Creole football in Argentina
Creole Football (futbol criollo) was the name given to the football played by the indigenous people of Latin America, shortly after the introduction of the game by the British.
The game was introduced to Latin America in the late 19th Century by British immigrants. In Argentina many of these immigrants had arrived to work on the construction of the Argentine Railway network. This British heritage is reflected in the names of many Argentine clubs including Alumni Athletic Club, Newell's Old Boys, Racing Club, River Plate and Boca Juniors.
The British clubs had a policy of exclusion towards the local "creole" population. This led to a backlash against Quilmes Athletic Club resulting in the formation of Argentino de Quilmes, the first exclusively Argentine club to compete in the Argentine leagues.
The phrase gradually lost its significance as the British domination of the game receded due to the rising popularity of the game amongst the locals and the influx of football playing Italian immigrants.
In recent years the vast majority of players in the Argentine leagues have been at least 2nd or 3rd generation Argentines or players from other South American countries such as Uruguay, Paraguay and Colombia.
The Creole style of soccer or football was described as being free moving and more artistic. Jennifer C. Pratt who wrote on the subject of Creole Soccer shows this comparison:

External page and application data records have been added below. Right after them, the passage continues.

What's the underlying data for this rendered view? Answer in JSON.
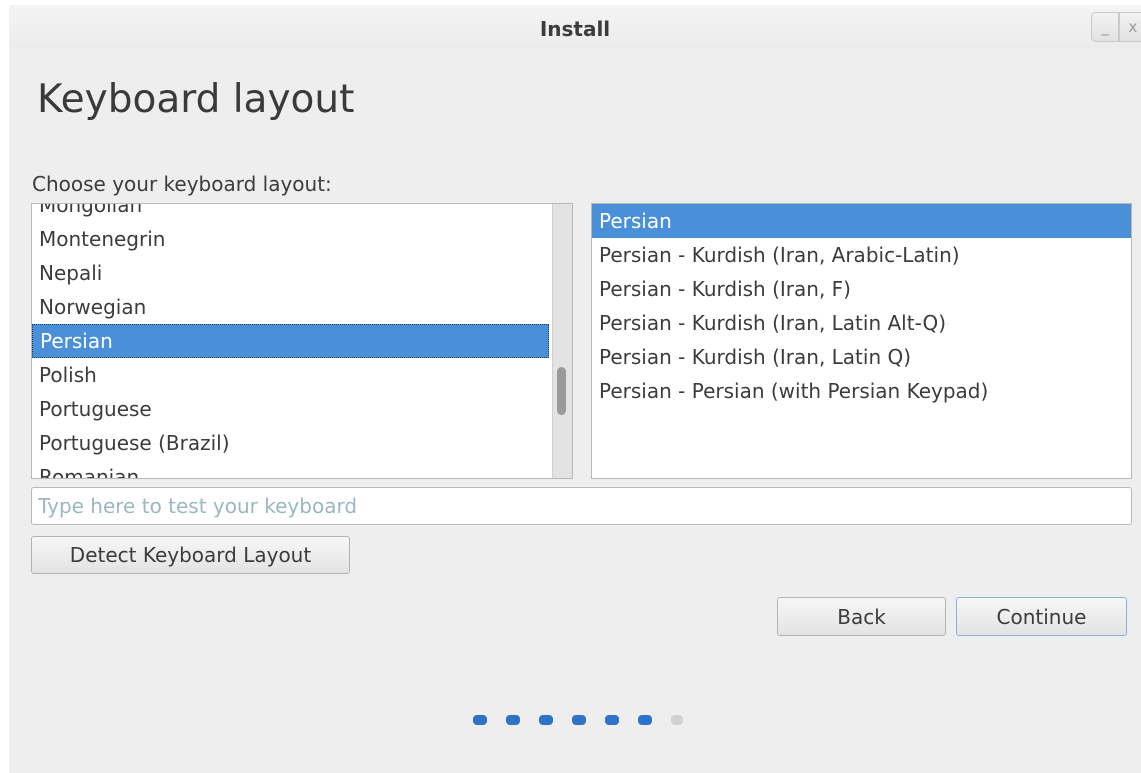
{
  "window": {
    "title": "Install",
    "minimize_glyph": "_",
    "close_glyph": "x"
  },
  "page": {
    "heading": "Keyboard layout",
    "prompt": "Choose your keyboard layout:"
  },
  "layouts": {
    "items": [
      "Mongolian",
      "Montenegrin",
      "Nepali",
      "Norwegian",
      "Persian",
      "Polish",
      "Portuguese",
      "Portuguese (Brazil)",
      "Romanian"
    ],
    "selected": "Persian"
  },
  "variants": {
    "items": [
      "Persian",
      "Persian - Kurdish (Iran, Arabic-Latin)",
      "Persian - Kurdish (Iran, F)",
      "Persian - Kurdish (Iran, Latin Alt-Q)",
      "Persian - Kurdish (Iran, Latin Q)",
      "Persian - Persian (with Persian Keypad)"
    ],
    "selected": "Persian"
  },
  "test_field": {
    "value": "",
    "placeholder": "Type here to test your keyboard"
  },
  "buttons": {
    "detect": "Detect Keyboard Layout",
    "back": "Back",
    "continue": "Continue"
  },
  "progress": {
    "total_steps": 7,
    "completed_steps": 6
  },
  "colors": {
    "selection": "#4a90d9",
    "progress_active": "#2d74c9",
    "progress_inactive": "#d2d2d2"
  }
}
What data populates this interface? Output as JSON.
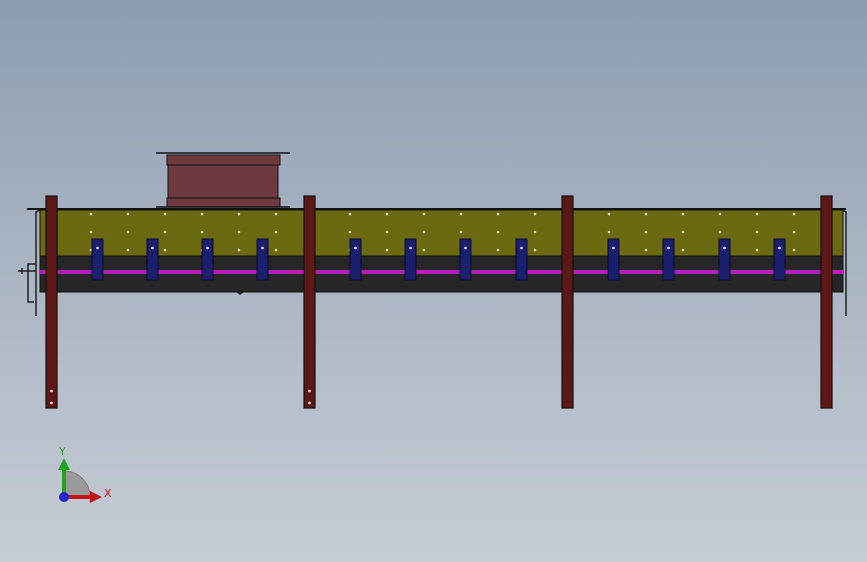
{
  "colors": {
    "panel_olive": "#6b6a10",
    "panel_band_dark": "#262626",
    "magenta_stripe": "#b41fb4",
    "leg_maroon": "#5e1717",
    "box_brown": "#6e3a3f",
    "clip_navy": "#1a1f6e",
    "outline": "#111111",
    "axis_x": "#c21616",
    "axis_y": "#23a323",
    "axis_z": "#2222cc"
  },
  "triad": {
    "x_label": "X",
    "y_label": "Y"
  }
}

"One of the most apparent differences between British and local players were their playing styles. The English values of gentlemanly behaviour dominated and impregnated the spirit of the game they considered their most important aspects as strength, virility and physical stamina. The British expected to find the spirit of the gentleman behind every player. While the English prided themselves in a style that was grounded on collective discipline and common effort, the Creoles (local players) based their style on individualism and the lack of tactical sense. To the Creoles, soccer was a form of art, while the British executed it like machinery. One was graceful while playing and the other was more in tune with the technicalities of the sport."
Eduardo Galeano shows another aspect of the Creole style of play. The Creole style was meant to dazzle and awe. This was its purpose and many player would come from south America to entertain the world. The Creole Player needed to be well versed in their own language as Galeano explains:
"the ball was strummed as if it were a guitar a source of music."
"soccer players created their own language in that tiny space where they chose to retain and possess the ball rather than kick it, as if their feet were hands braiding the leather."
This was the foundation from which the great players of this style would emerge to entertain millions. Many players used this style of play to great success on the international level; arguably the greatest is Diego Armando Maradona.
This article is licensed under the GNU Free Documentation License. It uses material from the Wikipedia article Creole football in Argentina